By guiding new users along a successful path and encouraging them to interact with key features, you increase the likelihood of their long-term feature adoption and retention, ultimately driving the growth and success of your SaaS business.
Analyze how users interact with a particular feature to improve feature usage
Feature tagging measures how users engage with your SaaS product by tracking clicks, scrolls, and hovers in-app without coding. It works by tagging UI elements such as product features in your web app. Then, it delivers analytics data showing how users engage with that feature.
You learn what features are most valuable based on high usage – or which ones are neglected. You can then use this information to trigger onboarding flows for a specific feature to improve its adoption.
Collect user feedback about a specific feature and act on it
These micro surveys allow you to collect detailed qualitative feedback on certain aspects of features. This provides relevant insights into what you can improve and what aspects you can promote.
Moreover, along with being relevant, your features must be convenient to use and adapt.
So, you can collect user feedback from customer satisfaction surveys (CSAT) to see how customers rate their experiences with certain features. Trigger CSAT surveys when users interact with a feature and see how much value they get from it.
Do A/B testing in-app announcements to analyze feature adoption metrics
Customer feedback lets you know how happy users are with your product’s features. Together with user feedback, A/B testing will help you understand your customers better so you can develop new features accordingly.
Because different customer segments engage with a feature in different ways, you must A/B test in-app announcements to check what brings faster and greater feature adoption rates.

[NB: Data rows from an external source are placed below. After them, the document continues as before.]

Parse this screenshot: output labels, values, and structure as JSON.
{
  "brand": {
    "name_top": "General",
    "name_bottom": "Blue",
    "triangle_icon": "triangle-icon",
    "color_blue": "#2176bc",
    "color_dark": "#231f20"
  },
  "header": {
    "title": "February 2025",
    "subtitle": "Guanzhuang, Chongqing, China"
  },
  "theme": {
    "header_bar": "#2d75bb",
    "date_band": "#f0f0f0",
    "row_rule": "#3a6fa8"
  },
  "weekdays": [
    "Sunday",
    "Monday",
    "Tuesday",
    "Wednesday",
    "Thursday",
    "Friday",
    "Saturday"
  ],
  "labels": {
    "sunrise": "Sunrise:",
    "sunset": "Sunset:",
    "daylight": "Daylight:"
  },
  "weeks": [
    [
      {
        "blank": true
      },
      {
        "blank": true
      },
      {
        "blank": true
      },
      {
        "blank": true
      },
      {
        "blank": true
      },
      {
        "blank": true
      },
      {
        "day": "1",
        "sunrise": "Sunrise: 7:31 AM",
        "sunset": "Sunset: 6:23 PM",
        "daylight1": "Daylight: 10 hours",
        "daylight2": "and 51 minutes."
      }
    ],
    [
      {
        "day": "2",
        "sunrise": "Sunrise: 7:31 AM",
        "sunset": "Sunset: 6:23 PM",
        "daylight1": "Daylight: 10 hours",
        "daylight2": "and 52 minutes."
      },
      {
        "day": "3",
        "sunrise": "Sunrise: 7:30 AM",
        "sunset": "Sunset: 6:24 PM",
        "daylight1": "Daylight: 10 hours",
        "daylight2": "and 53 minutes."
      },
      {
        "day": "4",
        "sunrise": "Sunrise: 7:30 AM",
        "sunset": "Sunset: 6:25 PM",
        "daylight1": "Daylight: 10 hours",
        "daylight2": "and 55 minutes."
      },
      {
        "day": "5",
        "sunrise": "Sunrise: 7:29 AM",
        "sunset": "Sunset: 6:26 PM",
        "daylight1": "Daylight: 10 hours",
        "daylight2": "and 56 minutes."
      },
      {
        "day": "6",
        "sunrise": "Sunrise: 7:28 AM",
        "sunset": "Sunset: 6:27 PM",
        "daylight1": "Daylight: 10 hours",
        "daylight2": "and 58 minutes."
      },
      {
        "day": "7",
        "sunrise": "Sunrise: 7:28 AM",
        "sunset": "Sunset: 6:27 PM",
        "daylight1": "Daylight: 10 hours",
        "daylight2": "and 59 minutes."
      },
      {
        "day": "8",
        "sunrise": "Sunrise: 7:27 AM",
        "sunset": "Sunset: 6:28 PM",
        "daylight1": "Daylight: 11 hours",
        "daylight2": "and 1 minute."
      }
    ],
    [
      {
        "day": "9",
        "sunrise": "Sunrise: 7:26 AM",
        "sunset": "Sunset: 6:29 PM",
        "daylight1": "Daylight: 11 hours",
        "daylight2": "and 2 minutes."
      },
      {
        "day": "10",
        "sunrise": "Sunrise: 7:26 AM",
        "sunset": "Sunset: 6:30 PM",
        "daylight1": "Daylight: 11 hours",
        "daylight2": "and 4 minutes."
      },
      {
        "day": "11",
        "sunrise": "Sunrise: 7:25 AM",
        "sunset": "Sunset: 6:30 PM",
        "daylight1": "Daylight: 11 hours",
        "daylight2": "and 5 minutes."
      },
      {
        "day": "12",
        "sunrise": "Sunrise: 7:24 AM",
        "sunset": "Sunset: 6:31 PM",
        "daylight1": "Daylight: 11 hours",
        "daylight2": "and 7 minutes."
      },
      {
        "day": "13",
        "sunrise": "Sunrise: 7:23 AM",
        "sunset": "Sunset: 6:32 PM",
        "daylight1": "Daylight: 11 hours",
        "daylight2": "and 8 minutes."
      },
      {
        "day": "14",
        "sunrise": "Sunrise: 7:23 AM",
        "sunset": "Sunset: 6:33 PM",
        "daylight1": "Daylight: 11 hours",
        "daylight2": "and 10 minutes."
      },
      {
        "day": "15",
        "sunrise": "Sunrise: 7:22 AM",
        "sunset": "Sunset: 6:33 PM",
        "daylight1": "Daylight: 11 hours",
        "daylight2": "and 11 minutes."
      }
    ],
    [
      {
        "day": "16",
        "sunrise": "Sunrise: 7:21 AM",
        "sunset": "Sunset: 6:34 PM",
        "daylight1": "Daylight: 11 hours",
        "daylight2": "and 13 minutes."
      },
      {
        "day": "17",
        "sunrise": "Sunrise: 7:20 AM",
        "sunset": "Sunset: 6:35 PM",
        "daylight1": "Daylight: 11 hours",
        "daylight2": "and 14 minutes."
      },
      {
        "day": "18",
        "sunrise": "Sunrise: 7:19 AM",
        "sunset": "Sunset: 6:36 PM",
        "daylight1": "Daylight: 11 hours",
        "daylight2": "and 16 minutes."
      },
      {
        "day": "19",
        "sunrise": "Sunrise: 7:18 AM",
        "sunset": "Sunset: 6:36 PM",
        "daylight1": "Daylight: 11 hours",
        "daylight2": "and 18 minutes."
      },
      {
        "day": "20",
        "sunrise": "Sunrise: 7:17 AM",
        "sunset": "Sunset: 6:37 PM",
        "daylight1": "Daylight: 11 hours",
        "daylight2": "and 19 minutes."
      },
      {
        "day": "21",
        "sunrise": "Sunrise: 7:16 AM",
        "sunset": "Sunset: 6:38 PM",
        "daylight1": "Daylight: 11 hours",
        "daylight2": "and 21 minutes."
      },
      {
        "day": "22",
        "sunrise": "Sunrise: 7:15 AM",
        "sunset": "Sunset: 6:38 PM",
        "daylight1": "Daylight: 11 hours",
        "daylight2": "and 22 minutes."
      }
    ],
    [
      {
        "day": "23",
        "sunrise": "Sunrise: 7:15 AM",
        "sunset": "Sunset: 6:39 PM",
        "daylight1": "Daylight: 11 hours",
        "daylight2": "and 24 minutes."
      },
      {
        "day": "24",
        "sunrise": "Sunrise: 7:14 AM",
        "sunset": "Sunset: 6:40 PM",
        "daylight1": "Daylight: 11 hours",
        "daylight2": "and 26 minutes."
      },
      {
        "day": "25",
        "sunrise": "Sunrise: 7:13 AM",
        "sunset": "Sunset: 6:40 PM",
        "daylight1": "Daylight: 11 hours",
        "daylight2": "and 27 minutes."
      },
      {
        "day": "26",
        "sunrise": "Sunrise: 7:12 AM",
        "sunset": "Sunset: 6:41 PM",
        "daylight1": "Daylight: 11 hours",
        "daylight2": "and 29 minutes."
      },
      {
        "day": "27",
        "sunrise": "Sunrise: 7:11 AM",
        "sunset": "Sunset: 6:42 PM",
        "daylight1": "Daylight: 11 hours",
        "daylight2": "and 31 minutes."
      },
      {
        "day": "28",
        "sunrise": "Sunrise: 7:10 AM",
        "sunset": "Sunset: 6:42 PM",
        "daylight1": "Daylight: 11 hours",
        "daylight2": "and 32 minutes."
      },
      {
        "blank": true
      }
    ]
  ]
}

You should always track how in-app experiences affect your feature adoption rates. When you create a tooltip or checklist, you can then A/B test various types of content such as gifs and micro-videos to check what boosts feature adoption rate.
Measure and improve feature adoption metrics with Userpilot
Userpilot is a powerful product adoption platform that enables you to quickly build personalized and contextual in-app experiences targeted to different user experiences – all without writing a line of code.
It’s a great option for enterprise software users too since it’s SOC 2 Type II certified and offers robust features for large-scale usage.
Track how existing customers interact with product features
Clarify your understanding of which features are getting adopted most with feature tagging and feature heatmaps.
With feature tags and heat maps, you can see the most valuable features and which features are not being adopted by your customer base. You can see how often users engage with different features in the app. The warm colors signify high engagement, while cold colors mean low engagement. Userpilot’s heatmap also shows total and unique clicks in a given time period.
Set goals to measure your feature adoption efforts
Each of your customer segments can have different goals. Match product features with different user goals for specific segments to define the paths in the customer journey.
Userpilot lets you create these goals as well as track the progress toward them. This will help you understand feature usage and trigger in-app experiences to help users achieve their goals.
Use UI patterns to introduce a new feature release to drive feature adoption rates
You can create interactive walkthroughs for features or use a modal for a feature announcement.
You can build different in-app experiences for driving feature adoption rate code-free with Userpilot’s UI patterns.
Without feature adoption, your users won’t be able to adopt your product completely to their advantage and will churn at some point along the way.
The feature adoption metrics, together with the strategies we’ve discussed, will help you improve user engagement with features relevant to them.
Want to enhance user experiences with your product’s features? Get a Userpilot demo and see how you can improve feature adoption.